+++ Data shown +++
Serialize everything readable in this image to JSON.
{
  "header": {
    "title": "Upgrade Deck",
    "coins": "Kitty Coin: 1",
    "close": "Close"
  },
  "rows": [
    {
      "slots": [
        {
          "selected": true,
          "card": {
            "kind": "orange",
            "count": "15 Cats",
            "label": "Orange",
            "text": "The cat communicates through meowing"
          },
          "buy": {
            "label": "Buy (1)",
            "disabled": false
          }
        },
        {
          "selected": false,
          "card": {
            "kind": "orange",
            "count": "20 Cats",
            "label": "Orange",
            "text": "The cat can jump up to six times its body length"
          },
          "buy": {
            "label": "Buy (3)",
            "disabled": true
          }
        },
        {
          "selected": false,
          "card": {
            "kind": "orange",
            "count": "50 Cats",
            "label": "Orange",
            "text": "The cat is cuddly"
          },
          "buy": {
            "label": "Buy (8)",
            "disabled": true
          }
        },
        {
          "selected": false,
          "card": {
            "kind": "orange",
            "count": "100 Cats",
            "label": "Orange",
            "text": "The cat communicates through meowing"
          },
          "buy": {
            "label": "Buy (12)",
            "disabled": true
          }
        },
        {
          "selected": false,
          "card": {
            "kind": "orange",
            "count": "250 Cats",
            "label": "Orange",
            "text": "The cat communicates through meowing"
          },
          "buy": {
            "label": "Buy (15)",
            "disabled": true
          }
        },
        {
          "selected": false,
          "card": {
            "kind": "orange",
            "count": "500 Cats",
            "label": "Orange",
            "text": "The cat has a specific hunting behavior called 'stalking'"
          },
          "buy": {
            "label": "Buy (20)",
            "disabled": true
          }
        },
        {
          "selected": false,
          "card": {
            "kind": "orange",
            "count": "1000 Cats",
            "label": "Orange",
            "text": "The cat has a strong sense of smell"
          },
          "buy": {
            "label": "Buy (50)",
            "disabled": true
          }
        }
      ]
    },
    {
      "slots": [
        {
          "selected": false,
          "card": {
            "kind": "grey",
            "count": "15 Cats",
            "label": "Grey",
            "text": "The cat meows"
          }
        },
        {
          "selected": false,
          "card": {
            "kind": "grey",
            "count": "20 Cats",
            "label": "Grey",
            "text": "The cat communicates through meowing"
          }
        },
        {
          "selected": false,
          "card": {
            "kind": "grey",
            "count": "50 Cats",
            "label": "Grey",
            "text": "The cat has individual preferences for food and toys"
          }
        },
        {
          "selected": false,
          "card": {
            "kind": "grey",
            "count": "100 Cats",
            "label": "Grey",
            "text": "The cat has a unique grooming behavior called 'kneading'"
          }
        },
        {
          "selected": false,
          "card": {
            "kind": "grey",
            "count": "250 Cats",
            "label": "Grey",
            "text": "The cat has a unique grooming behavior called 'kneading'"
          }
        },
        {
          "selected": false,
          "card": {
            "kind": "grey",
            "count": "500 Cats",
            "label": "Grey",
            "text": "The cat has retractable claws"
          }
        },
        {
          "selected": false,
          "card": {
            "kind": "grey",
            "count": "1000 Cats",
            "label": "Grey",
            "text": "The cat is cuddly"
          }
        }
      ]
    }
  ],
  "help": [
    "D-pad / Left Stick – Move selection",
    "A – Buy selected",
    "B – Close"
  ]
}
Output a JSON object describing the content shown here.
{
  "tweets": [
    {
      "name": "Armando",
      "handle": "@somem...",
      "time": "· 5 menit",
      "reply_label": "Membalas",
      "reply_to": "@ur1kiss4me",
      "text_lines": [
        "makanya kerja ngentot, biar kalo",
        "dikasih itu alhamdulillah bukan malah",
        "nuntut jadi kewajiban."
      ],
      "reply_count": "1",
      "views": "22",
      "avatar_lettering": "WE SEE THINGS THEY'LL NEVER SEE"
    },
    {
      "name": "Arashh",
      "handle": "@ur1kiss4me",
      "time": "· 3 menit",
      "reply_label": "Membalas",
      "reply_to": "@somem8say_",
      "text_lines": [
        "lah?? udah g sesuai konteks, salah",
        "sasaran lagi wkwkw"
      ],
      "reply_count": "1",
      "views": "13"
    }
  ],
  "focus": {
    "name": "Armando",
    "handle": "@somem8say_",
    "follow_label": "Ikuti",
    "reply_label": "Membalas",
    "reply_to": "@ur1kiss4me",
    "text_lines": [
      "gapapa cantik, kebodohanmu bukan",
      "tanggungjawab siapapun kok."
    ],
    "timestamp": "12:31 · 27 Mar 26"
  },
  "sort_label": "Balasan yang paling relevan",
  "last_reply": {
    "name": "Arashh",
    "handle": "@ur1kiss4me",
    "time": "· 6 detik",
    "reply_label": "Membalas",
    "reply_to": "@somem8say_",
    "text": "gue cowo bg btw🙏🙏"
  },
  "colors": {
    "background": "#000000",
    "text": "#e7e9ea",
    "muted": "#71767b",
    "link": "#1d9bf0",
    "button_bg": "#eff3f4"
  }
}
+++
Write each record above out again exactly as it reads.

Exercise answer:
Serialize everything readable in this image to JSON.
{
  "header": {
    "title": "Upgrade Deck",
    "coins": "Kitty Coin: 1",
    "close": "Close"
  },
  "rows": [
    {
      "slots": [
        {
          "selected": true,
          "card": {
            "kind": "orange",
            "count": "15 Cats",
            "label": "Orange",
            "text": "The cat communicates through meowing"
          },
          "buy": {
            "label": "Buy (1)",
            "disabled": false
          }
        },
        {
          "selected": false,
          "card": {
            "kind": "orange",
            "count": "20 Cats",
            "label": "Orange",
            "text": "The cat can jump up to six times its body length"
          },
          "buy": {
            "label": "Buy (3)",
            "disabled": true
          }
        },
        {
          "selected": false,
          "card": {
            "kind": "orange",
            "count": "50 Cats",
            "label": "Orange",
            "text": "The cat is cuddly"
          },
          "buy": {
            "label": "Buy (8)",
            "disabled": true
          }
        },
        {
          "selected": false,
          "card": {
            "kind": "orange",
            "count": "100 Cats",
            "label": "Orange",
            "text": "The cat communicates through meowing"
          },
          "buy": {
            "label": "Buy (12)",
            "disabled": true
          }
        },
        {
          "selected": false,
          "card": {
            "kind": "orange",
            "count": "250 Cats",
            "label": "Orange",
            "text": "The cat communicates through meowing"
          },
          "buy": {
            "label": "Buy (15)",
            "disabled": true
          }
        },
        {
          "selected": false,
          "card": {
            "kind": "orange",
            "count": "500 Cats",
            "label": "Orange",
            "text": "The cat has a specific hunting behavior called 'stalking'"
          },
          "buy": {
            "label": "Buy (20)",
            "disabled": true
          }
        },
        {
          "selected": false,
          "card": {
            "kind": "orange",
            "count": "1000 Cats",
            "label": "Orange",
            "text": "The cat has a strong sense of smell"
          },
          "buy": {
            "label": "Buy (50)",
            "disabled": true
          }
        }
      ]
    },
    {
      "slots": [
        {
          "selected": false,
          "card": {
            "kind": "grey",
            "count": "15 Cats",
            "label": "Grey",
            "text": "The cat meows"
          }
        },
        {
          "selected": false,
          "card": {
            "kind": "grey",
            "count": "20 Cats",
            "label": "Grey",
            "text": "The cat communicates through meowing"
          }
        },
        {
          "selected": false,
          "card": {
            "kind": "grey",
            "count": "50 Cats",
            "label": "Grey",
            "text": "The cat has individual preferences for food and toys"
          }
        },
        {
          "selected": false,
          "card": {
            "kind": "grey",
            "count": "100 Cats",
            "label": "Grey",
            "text": "The cat has a unique grooming behavior called 'kneading'"
          }
        },
        {
          "selected": false,
          "card": {
            "kind": "grey",
            "count": "250 Cats",
            "label": "Grey",
            "text": "The cat has a unique grooming behavior called 'kneading'"
          }
        },
        {
          "selected": false,
          "card": {
            "kind": "grey",
            "count": "500 Cats",
            "label": "Grey",
            "text": "The cat has retractable claws"
          }
        },
        {
          "selected": false,
          "card": {
            "kind": "grey",
            "count": "1000 Cats",
            "label": "Grey",
            "text": "The cat is cuddly"
          }
        }
      ]
    }
  ],
  "help": [
    "D-pad / Left Stick – Move selection",
    "A – Buy selected",
    "B – Close"
  ]
}
Output a JSON object describing the content shown here.
{
  "tweets": [
    {
      "name": "Armando",
      "handle": "@somem...",
      "time": "· 5 menit",
      "reply_label": "Membalas",
      "reply_to": "@ur1kiss4me",
      "text_lines": [
        "makanya kerja ngentot, biar kalo",
        "dikasih itu alhamdulillah bukan malah",
        "nuntut jadi kewajiban."
      ],
      "reply_count": "1",
      "views": "22",
      "avatar_lettering": "WE SEE THINGS THEY'LL NEVER SEE"
    },
    {
      "name": "Arashh",
      "handle": "@ur1kiss4me",
      "time": "· 3 menit",
      "reply_label": "Membalas",
      "reply_to": "@somem8say_",
      "text_lines": [
        "lah?? udah g sesuai konteks, salah",
        "sasaran lagi wkwkw"
      ],
      "reply_count": "1",
      "views": "13"
    }
  ],
  "focus": {
    "name": "Armando",
    "handle": "@somem8say_",
    "follow_label": "Ikuti",
    "reply_label": "Membalas",
    "reply_to": "@ur1kiss4me",
    "text_lines": [
      "gapapa cantik, kebodohanmu bukan",
      "tanggungjawab siapapun kok."
    ],
    "timestamp": "12:31 · 27 Mar 26"
  },
  "sort_label": "Balasan yang paling relevan",
  "last_reply": {
    "name": "Arashh",
    "handle": "@ur1kiss4me",
    "time": "· 6 detik",
    "reply_label": "Membalas",
    "reply_to": "@somem8say_",
    "text": "gue cowo bg btw🙏🙏"
  },
  "colors": {
    "background": "#000000",
    "text": "#e7e9ea",
    "muted": "#71767b",
    "link": "#1d9bf0",
    "button_bg": "#eff3f4"
  }
}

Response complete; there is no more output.